Entries from a dataset of interfaces:
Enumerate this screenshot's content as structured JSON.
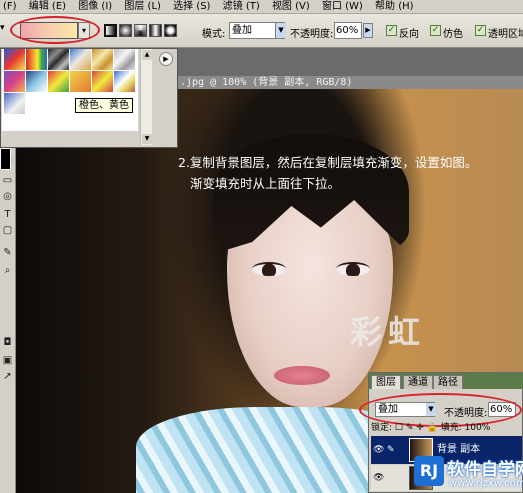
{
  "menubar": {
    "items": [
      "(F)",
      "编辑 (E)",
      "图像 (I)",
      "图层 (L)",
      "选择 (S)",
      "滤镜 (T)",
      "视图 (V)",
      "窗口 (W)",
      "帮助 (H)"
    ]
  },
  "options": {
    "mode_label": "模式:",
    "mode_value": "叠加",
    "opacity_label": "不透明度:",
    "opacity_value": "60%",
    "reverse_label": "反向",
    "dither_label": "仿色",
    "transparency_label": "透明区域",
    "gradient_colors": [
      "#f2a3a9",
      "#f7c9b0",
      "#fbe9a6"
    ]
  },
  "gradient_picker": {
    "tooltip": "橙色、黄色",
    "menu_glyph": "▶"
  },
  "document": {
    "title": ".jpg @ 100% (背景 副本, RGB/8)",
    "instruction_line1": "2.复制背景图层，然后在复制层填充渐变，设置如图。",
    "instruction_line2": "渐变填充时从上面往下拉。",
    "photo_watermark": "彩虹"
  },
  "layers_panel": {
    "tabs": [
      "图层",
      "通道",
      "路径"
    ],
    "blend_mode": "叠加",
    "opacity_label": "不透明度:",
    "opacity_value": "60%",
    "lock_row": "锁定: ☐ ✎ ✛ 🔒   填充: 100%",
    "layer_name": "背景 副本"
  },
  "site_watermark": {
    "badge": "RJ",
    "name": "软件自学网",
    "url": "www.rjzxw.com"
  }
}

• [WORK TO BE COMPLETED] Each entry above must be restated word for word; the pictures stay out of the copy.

• [FINISHED TASK]
Enumerate this screenshot's content as structured JSON.
{
  "menubar": {
    "items": [
      "(F)",
      "编辑 (E)",
      "图像 (I)",
      "图层 (L)",
      "选择 (S)",
      "滤镜 (T)",
      "视图 (V)",
      "窗口 (W)",
      "帮助 (H)"
    ]
  },
  "options": {
    "mode_label": "模式:",
    "mode_value": "叠加",
    "opacity_label": "不透明度:",
    "opacity_value": "60%",
    "reverse_label": "反向",
    "dither_label": "仿色",
    "transparency_label": "透明区域",
    "gradient_colors": [
      "#f2a3a9",
      "#f7c9b0",
      "#fbe9a6"
    ]
  },
  "gradient_picker": {
    "tooltip": "橙色、黄色",
    "menu_glyph": "▶"
  },
  "document": {
    "title": ".jpg @ 100% (背景 副本, RGB/8)",
    "instruction_line1": "2.复制背景图层，然后在复制层填充渐变，设置如图。",
    "instruction_line2": "渐变填充时从上面往下拉。",
    "photo_watermark": "彩虹"
  },
  "layers_panel": {
    "tabs": [
      "图层",
      "通道",
      "路径"
    ],
    "blend_mode": "叠加",
    "opacity_label": "不透明度:",
    "opacity_value": "60%",
    "lock_row": "锁定: ☐ ✎ ✛ 🔒   填充: 100%",
    "layer_name": "背景 副本"
  },
  "site_watermark": {
    "badge": "RJ",
    "name": "软件自学网",
    "url": "www.rjzxw.com"
  }
}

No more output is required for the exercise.